8 Matching Annotations
  1. Feb 2020
    1. According to Eschwege, the total produce of the Brazilian diamond mines for the eighty years, ending in 1823, had not realised the price of one-and-a-half years’ average produce of the sugar and coffee plantations of the same country, although the diamonds cost much more labour, and therefore represented more value.

      Diamonds were first discovered in Brazil in 1729 near the city of Belo Horizonte. This started a diamond rush and a period of feverish migration of workers.

      Major diamond rushes also took place in the late 19th and early 20th centuries in South Africa and South-West Africa.
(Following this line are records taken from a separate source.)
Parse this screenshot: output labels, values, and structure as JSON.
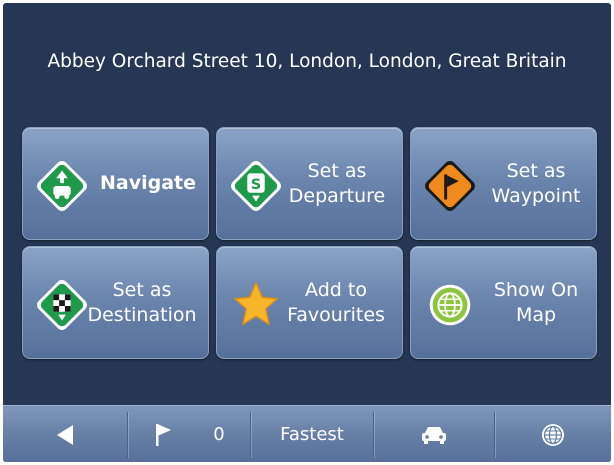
{
  "address": "Abbey Orchard Street 10, London, London, Great Britain",
  "actions": {
    "navigate": "Navigate",
    "set_departure": "Set as\nDeparture",
    "set_waypoint": "Set as\nWaypoint",
    "set_destination": "Set as\nDestination",
    "add_favourites": "Add to\nFavourites",
    "show_on_map": "Show On\nMap"
  },
  "bottom_bar": {
    "waypoint_count": "0",
    "route_mode": "Fastest"
  },
  "icons": {
    "navigate": "car-sign-icon",
    "departure": "start-sign-icon",
    "waypoint": "flag-sign-icon",
    "destination": "checkered-flag-sign-icon",
    "favourites": "star-icon",
    "map": "globe-icon",
    "back": "back-arrow-icon",
    "flag": "flag-icon",
    "vehicle": "car-icon"
  },
  "colors": {
    "background": "#253754",
    "tile": "#6b86ad",
    "green_sign": "#1f9a4a",
    "orange_sign": "#f08a1c",
    "star": "#f7b52a"
  }
}
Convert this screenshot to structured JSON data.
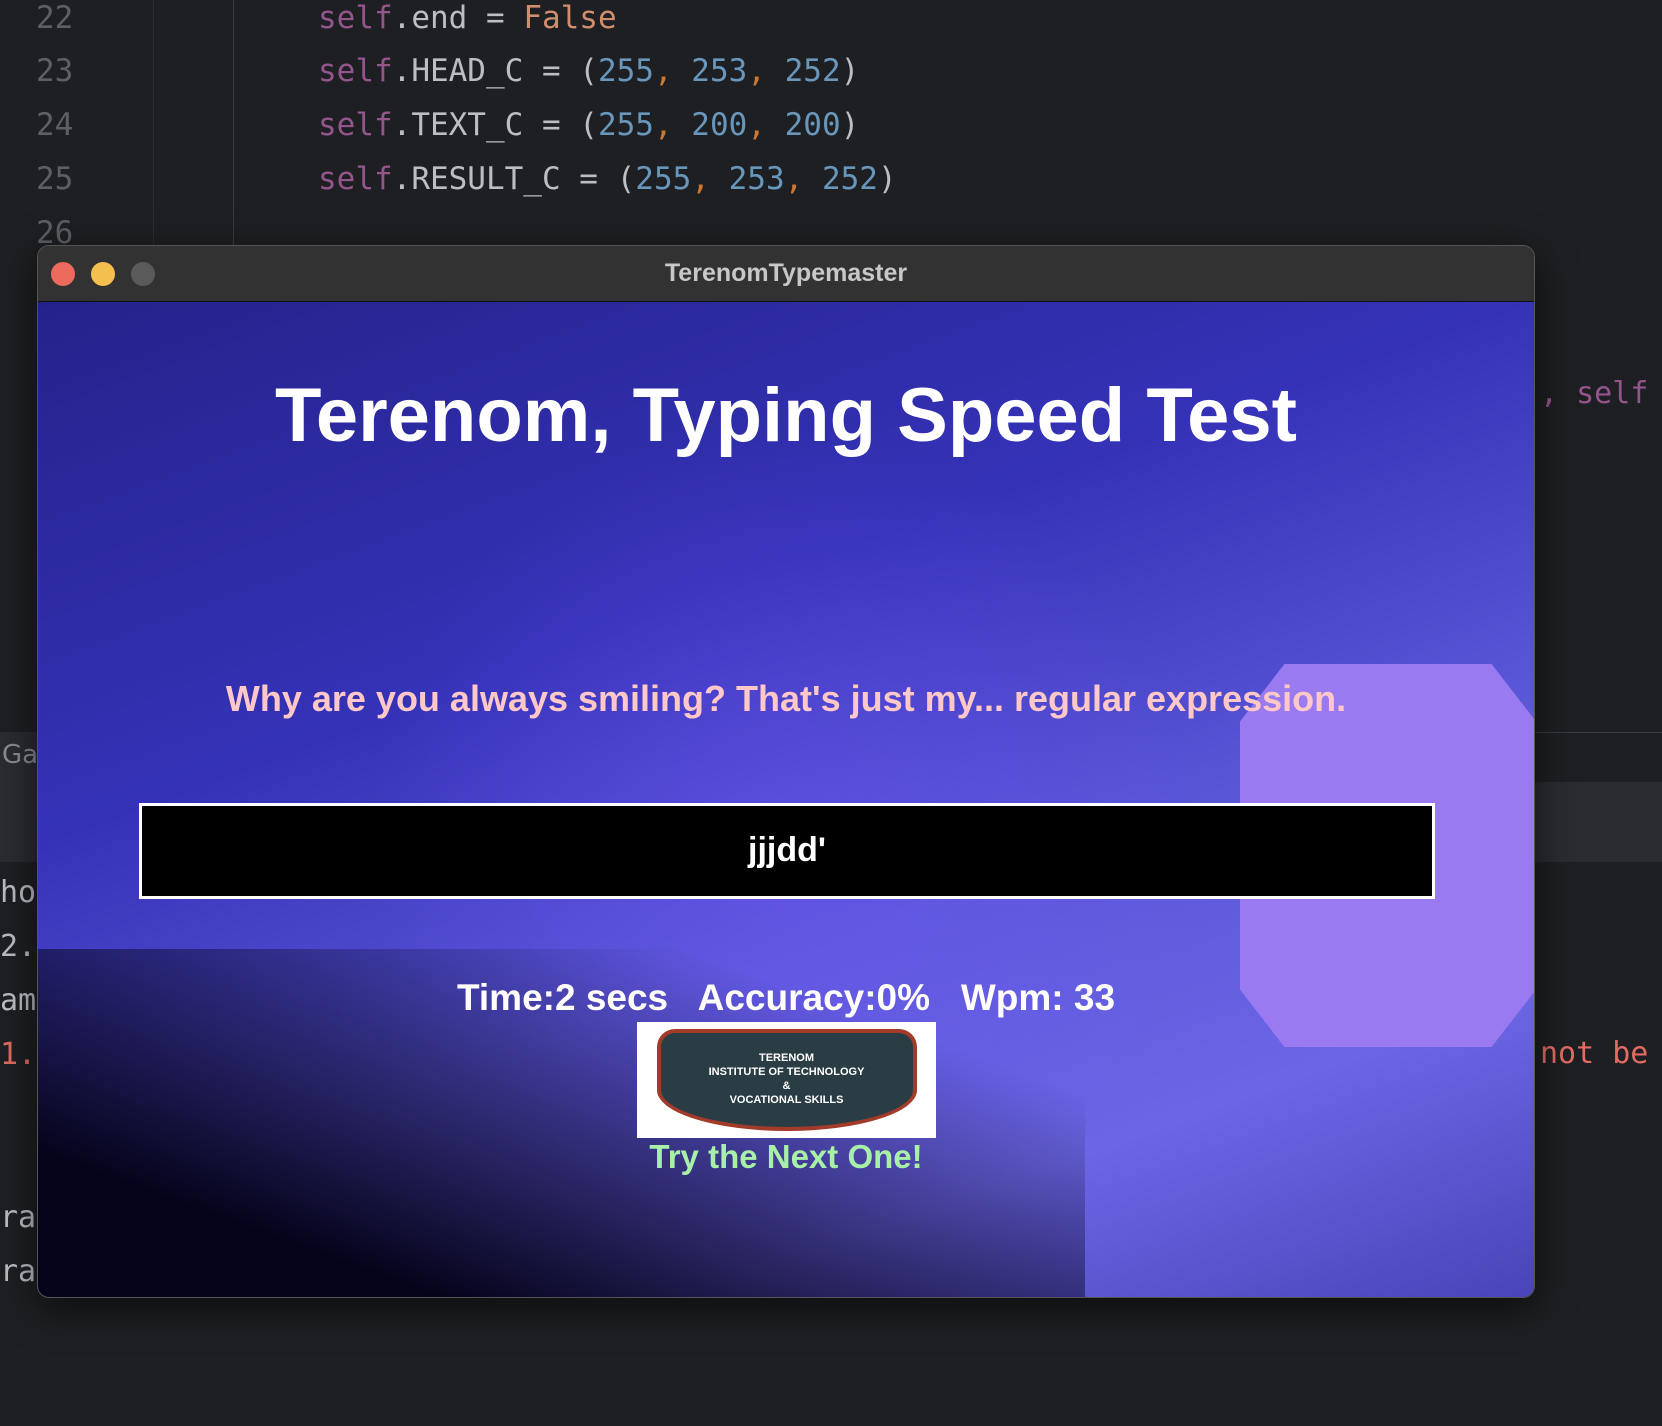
{
  "editor": {
    "line_numbers": [
      "22",
      "23",
      "24",
      "25",
      "26"
    ],
    "lines": [
      {
        "self": "self",
        "rest": ".end = ",
        "val": "False"
      },
      {
        "self": "self",
        "rest": ".HEAD_C = (",
        "n1": "255",
        "n2": "253",
        "n3": "252"
      },
      {
        "self": "self",
        "rest": ".TEXT_C = (",
        "n1": "255",
        "n2": "200",
        "n3": "200"
      },
      {
        "self": "self",
        "rest": ".RESULT_C = (",
        "n1": "255",
        "n2": "253",
        "n3": "252"
      }
    ],
    "right_fragments": {
      "self": ", self",
      "not_be": "not be"
    },
    "left_fragments": [
      "Ga",
      "ho",
      "2.",
      "am",
      "1.",
      "ra",
      "ra"
    ]
  },
  "window": {
    "title": "TerenomTypemaster"
  },
  "app": {
    "heading": "Terenom, Typing Speed Test",
    "sentence": "Why are you always smiling? That's just my... regular expression.",
    "input_value": "jjjdd'",
    "stats": {
      "time": "Time:2 secs",
      "accuracy": "Accuracy:0%",
      "wpm": "Wpm: 33"
    },
    "logo": {
      "line1": "TERENOM",
      "line2": "INSTITUTE OF TECHNOLOGY",
      "line3": "&",
      "line4": "VOCATIONAL SKILLS"
    },
    "next_label": "Try the Next One!"
  },
  "colors": {
    "head": "#fffdfc",
    "text": "#ffc8c8",
    "result": "#fffdfc",
    "next": "#a8f0a8"
  }
}
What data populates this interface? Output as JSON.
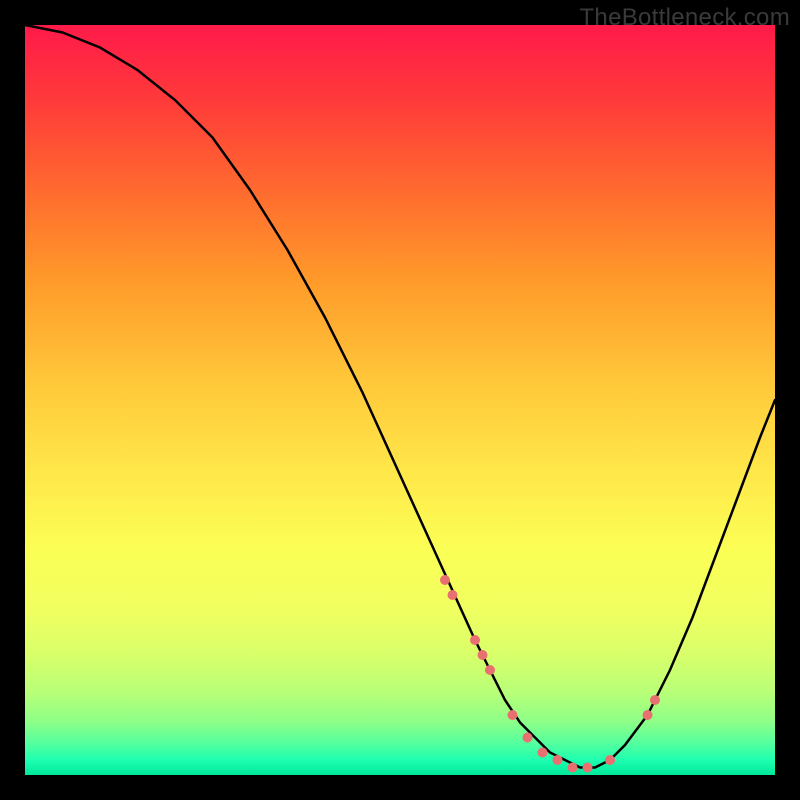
{
  "watermark": "TheBottleneck.com",
  "colors": {
    "background": "#000000",
    "gradient_top": "#ff1a4a",
    "gradient_bottom": "#00e89a",
    "curve": "#000000",
    "dots": "#e97070"
  },
  "chart_data": {
    "type": "line",
    "title": "",
    "xlabel": "",
    "ylabel": "",
    "xlim": [
      0,
      100
    ],
    "ylim": [
      0,
      100
    ],
    "grid": false,
    "series": [
      {
        "name": "bottleneck-curve",
        "x": [
          0,
          5,
          10,
          15,
          20,
          25,
          30,
          35,
          40,
          45,
          50,
          55,
          60,
          62,
          64,
          66,
          68,
          70,
          72,
          74,
          76,
          78,
          80,
          83,
          86,
          89,
          92,
          95,
          98,
          100
        ],
        "values": [
          100,
          99,
          97,
          94,
          90,
          85,
          78,
          70,
          61,
          51,
          40,
          29,
          18,
          14,
          10,
          7,
          5,
          3,
          2,
          1,
          1,
          2,
          4,
          8,
          14,
          21,
          29,
          37,
          45,
          50
        ]
      }
    ],
    "markers": {
      "name": "highlight-dots",
      "x": [
        56,
        57,
        60,
        61,
        62,
        65,
        67,
        69,
        71,
        73,
        75,
        78,
        83,
        84
      ],
      "values": [
        26,
        24,
        18,
        16,
        14,
        8,
        5,
        3,
        2,
        1,
        1,
        2,
        8,
        10
      ],
      "size": [
        10,
        10,
        10,
        10,
        10,
        10,
        10,
        10,
        10,
        10,
        10,
        10,
        10,
        10
      ]
    }
  }
}
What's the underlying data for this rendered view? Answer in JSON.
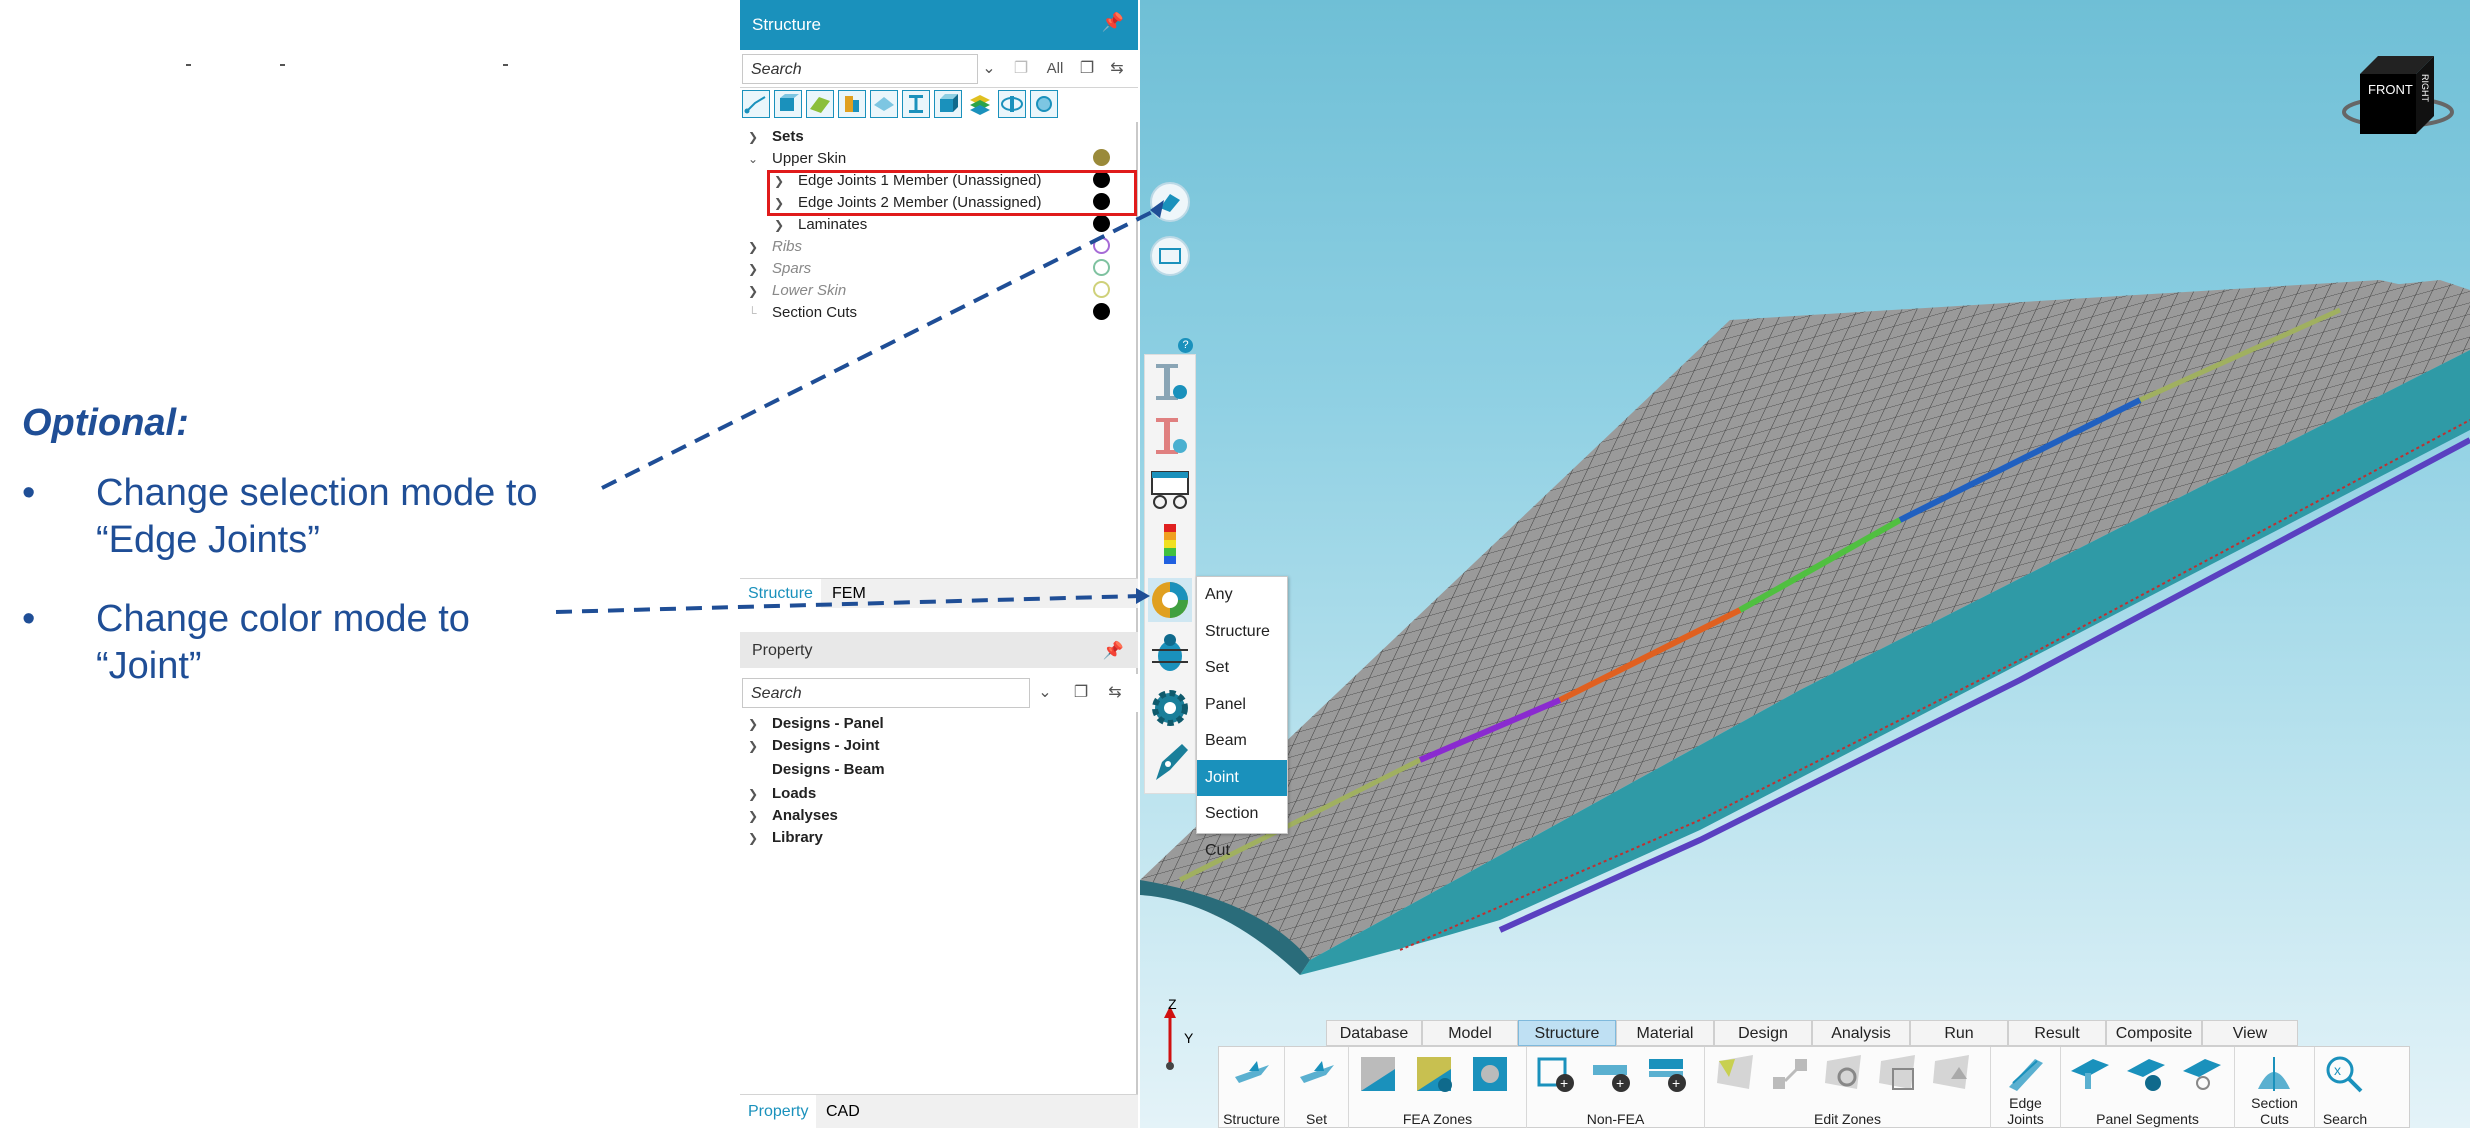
{
  "annotation": {
    "title": "Optional:",
    "bullet_char": "•",
    "bullets": [
      "Change selection mode to\n“Edge Joints”",
      "Change color mode to\n“Joint”"
    ]
  },
  "structure_panel": {
    "title": "Structure",
    "pin_icon": "pin-icon",
    "search_placeholder": "Search",
    "all_label": "All",
    "tree": [
      {
        "label": "Sets",
        "bold": true,
        "expander": "collapsed",
        "dot": null
      },
      {
        "label": "Upper Skin",
        "bold": false,
        "expander": "expanded",
        "dot": "#9a8a3a"
      },
      {
        "label": "Edge Joints 1 Member (Unassigned)",
        "bold": false,
        "expander": "collapsed",
        "dot": "#000000"
      },
      {
        "label": "Edge Joints 2 Member (Unassigned)",
        "bold": false,
        "expander": "collapsed",
        "dot": "#000000"
      },
      {
        "label": "Laminates",
        "bold": false,
        "expander": "collapsed",
        "dot": "#000000"
      },
      {
        "label": "Ribs",
        "italic": true,
        "expander": "collapsed",
        "dot_outline": "#a66bd6"
      },
      {
        "label": "Spars",
        "italic": true,
        "expander": "collapsed",
        "dot_outline": "#7fc2a0"
      },
      {
        "label": "Lower Skin",
        "italic": true,
        "expander": "collapsed",
        "dot_outline": "#cfd17a"
      },
      {
        "label": "Section Cuts",
        "bold": false,
        "expander": "none",
        "dot": "#000000"
      }
    ],
    "bottom_tabs": [
      "Structure",
      "FEM"
    ]
  },
  "property_panel": {
    "title": "Property",
    "search_placeholder": "Search",
    "tree": [
      {
        "label": "Designs - Panel",
        "expander": "collapsed"
      },
      {
        "label": "Designs - Joint",
        "expander": "collapsed"
      },
      {
        "label": "Designs - Beam",
        "expander": "none"
      },
      {
        "label": "Loads",
        "expander": "collapsed"
      },
      {
        "label": "Analyses",
        "expander": "collapsed"
      },
      {
        "label": "Library",
        "expander": "collapsed"
      }
    ],
    "bottom_tabs": [
      "Property",
      "CAD"
    ]
  },
  "color_mode_menu": {
    "items": [
      "Any",
      "Structure",
      "Set",
      "Panel",
      "Beam",
      "Joint",
      "Section Cut"
    ],
    "selected": "Joint"
  },
  "view_cube": {
    "front": "FRONT",
    "side": "RIGHT"
  },
  "axis": {
    "z": "Z",
    "y": "Y"
  },
  "ribbon": {
    "tabs": [
      "Database",
      "Model",
      "Structure",
      "Material",
      "Design",
      "Analysis",
      "Run",
      "Result",
      "Composite",
      "View"
    ],
    "active_tab": "Structure",
    "groups": [
      "Structure",
      "Set",
      "FEA Zones",
      "Non-FEA",
      "Edit Zones",
      "Edge Joints",
      "Panel Segments",
      "Section Cuts",
      "Search"
    ]
  },
  "colors": {
    "accent": "#1a91bc",
    "annotation": "#1f4e96",
    "highlight": "#e01b1b"
  }
}
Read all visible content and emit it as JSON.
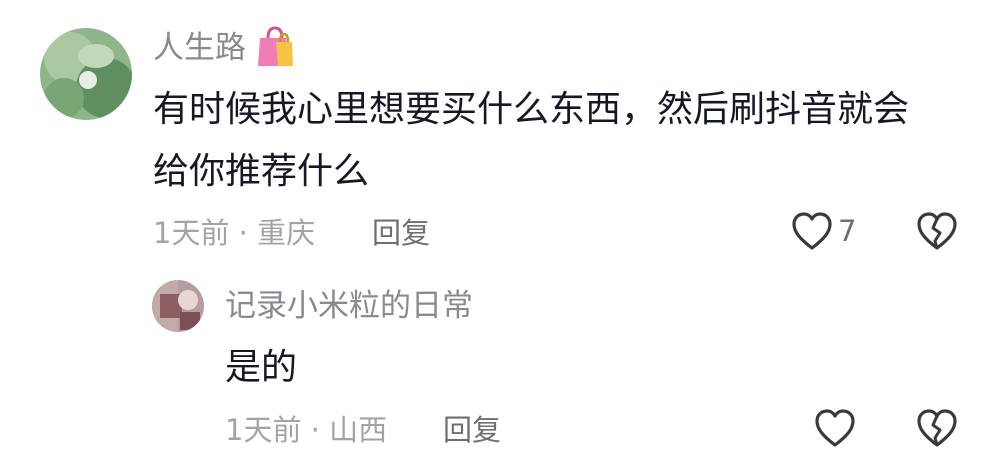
{
  "comments": [
    {
      "username": "人生路",
      "badge_icon": "shopping-bag-icon",
      "text_lines": [
        "有时候我心里想要买什么东西，然后刷抖音就会",
        "给你推荐什么"
      ],
      "meta": "1天前 · 重庆",
      "reply_label": "回复",
      "like_count": "7",
      "like_icon": "heart-outline-icon",
      "dislike_icon": "broken-heart-icon"
    },
    {
      "username": "记录小米粒的日常",
      "text_lines": [
        "是的"
      ],
      "meta": "1天前 · 山西",
      "reply_label": "回复",
      "like_icon": "heart-outline-icon",
      "dislike_icon": "broken-heart-icon"
    }
  ],
  "colors": {
    "username": "#8a8b91",
    "text": "#161823",
    "meta": "#a3a4a8",
    "reply": "#6e6f75",
    "icon": "#3a3a3e"
  }
}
      Diamond rushes, like gold rushes or other types of rushes, are for Marx economic bubbles or asset bubbles (sometimes referred to today as speculative bubbles, market bubbles, price bubbles, financial bubbles, speculative manias, or balloons).

  2. Jul 2018
  3. course-computational-literary-analysis.netlify.com course-computational-literary-analysis.netlify.com
    1. One of the wildest of these stories related to a Yellow Diamond–a famous gem in the native annals of India.

      I am interested in the "Yellow Diamond", and I searched it in the Google. I found it was a diamond which was abundant in the Nitrogen element. Maybe it represents the the "Moonstone". And I think it may be a key thing in the story.

  4. Mar 2016
    1. The peer-reviewed journal marks a new era in academic journal publishing. Discrete Analysis will follow the "diamond open access" model - free to read and free to publish in - and will be entirely editor-owned with no publisher middleman.

      diamond open access

  5. Nov 2015
    1. Senator Tom Harkin (D-Iowa) said the bill “invests in the health and nutrition of American children . . . by expanding their access to farmer’s markets and organic produce.

      Senator Tom Harkin believes the bill helps with the health and nutrition of American children by expanding their access to farmers markets and organic produce.

    2. It’s a movement that is gradually reshaping the business of growing and supplying food to Americans.

      The Locavore Movement is starting to attract attention by reshaping the business industry of growing and supplying food.

    3. Small farmers will be able to get up to 75% of their organic certification costs reimbursed, and some of them can obtain crop insurance

      Farmers are able to get their costs reimbursed and receive crop insurance. This shows strong support for the locavore movement

    4. Predictably, the overwhelming bulk of its $290 billion would still go to powerful agribusiness interests in the form of subsidies for growing corn, soybeans, and cotton. But $2.3 billion was set aside this year for specialty crops, such as the eggplants, strawberries, or salad greens that are grown by exactly these small, mostly organic farmers. That’s a big bump-up from the $100 million that was earmarked for such things in the previous legislation

      Because of the dramatic shift in american tastes the government is now recognizing that some of the money that goes to the powerful agribusiness should be put into the small, mostly organic farms. This movement is gradually reshaping the business of growing and supplying food.

    5. The rise of farmers’ markets — in city centers, college towns, and rural squares — is testament to a dramatic shift in American tastes. Consumers increasingly are seeking out the flavors of fresh, vine-ripened foods grown on local farms rather than those trucked to supermarkets from faraway lands. “This is not a fringe foodie culture,” says [Anthony] Flaccavento. “These are ordinary, middle-income folks who have become really engaged in food and really care about where their food comes from.

      middle class citizens are becoming more involved in the Locavore movement. they are starting to take notice of their food.